Learn more about this tea here.
This is the Crush-Tear-Curl (or CTC) version of Golden Tips Tea’s signature blend Exotic Assam. For those unfamiliar, CTC is a method of mechanised tea processing, during which the tea leaves are passed through cylindrical rollers lined with tiny “teeth” which shred and roll the leaf into tiny pellets. The dry leaf smells very strong – malty with an edge of bitterness. It’s a smell I associate with the supermarket tea bags of my childhood. The leaf itself is a uniform black, formed into tiny balls.
I used 1 tsp of leaf for my cup, and gave it a scant 1.5 minutes in boiling water. This one brews FAST, and the resulting liquor darkens to a deep chocolate brown mere seconds after the leaf is added to the water. The scent at this stage is powerful, too – it’s readily identifiable as “tea” in the best builder’s sense of the word. Like the dry leaf, it’s malty with a bitter edge. I added a good splash of milk.
To taste, this one seems a little generic. It’s sweet and malty, as Assam typically is, and it has a thick, almost syrupy mouthfeel because of that. There’s a tiny hit of bitterness right at the end of the sip, although this intensifies as I continue to drink until it’s ultimately a little drying and astringent. My teeth actually feel a little “furry” after about half a cup, assumedly from the high tannin levels. This is definitely a full-bodied tea, but it’s a little one-note, and lacks some depth and complexity. It’s malty, for sure, but that’s about all I can really say.
This is a great convenience tea. It brews up quickly due to the CTC method of production, and it makes a strong, full-bodied cup that would readily assist the morning wake-up process. It’s perhaps a little heavy-handed, but a good slosh of milk smooths its rougher edges for the most part, with the exception of some bitterness. I think it’s fair to say that it lacks some subtlety, but that doesn’t mean it’s a bad tea. It’s an excellent choice if you’re looking for a strong, everyday tea that’s both convenient and consistent, and sometimes that’s just the thing. There are other teas for other days.
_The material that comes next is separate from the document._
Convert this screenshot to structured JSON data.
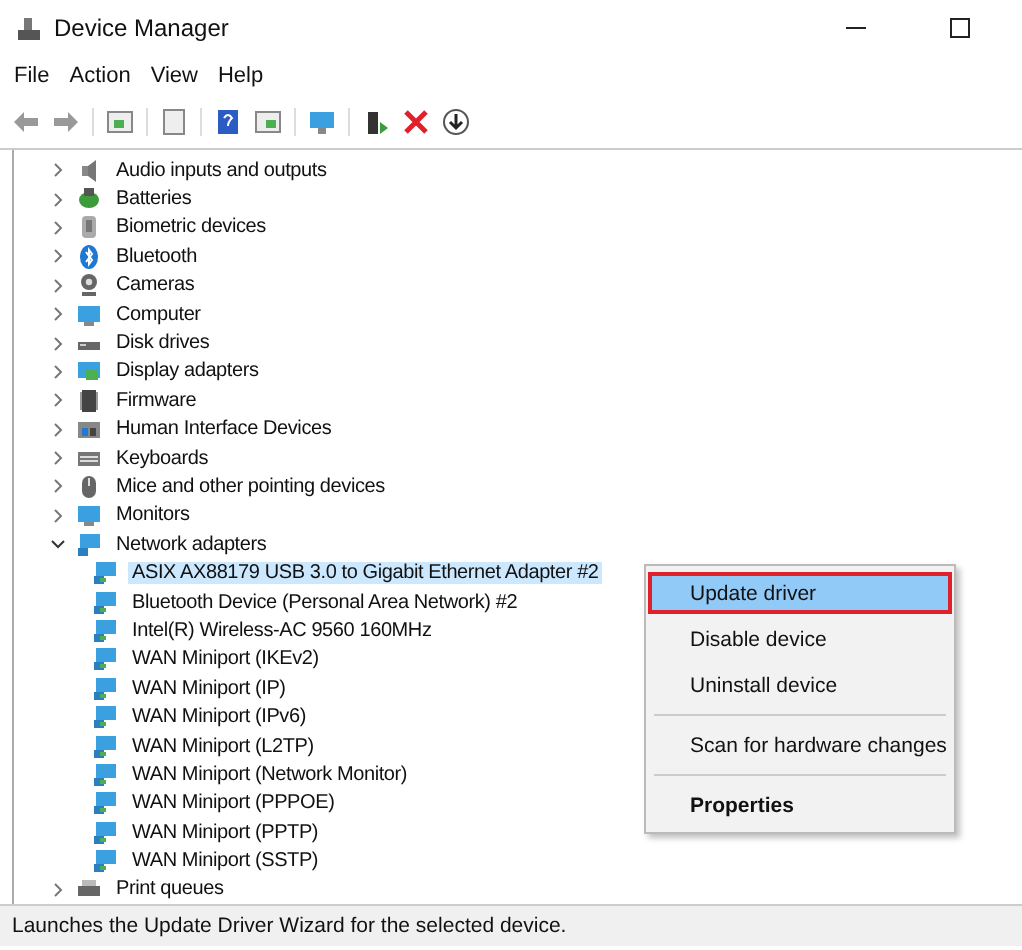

I’m not huge CTC fan personally, but I appreciate that they have their place in the tea world, and they’re certainly well suited to some situations. This one is one of the better ones I’ve tried, and definitely worth a look if you’re in the market for this kind of tea. I like the fact that you can also purchase the full-leaf version of their Exotic Assam, as this affords the opportunity to compare (should you wish to), and ultimately to decide for yourself which option you prefer, or which suits you and your lifestyle best.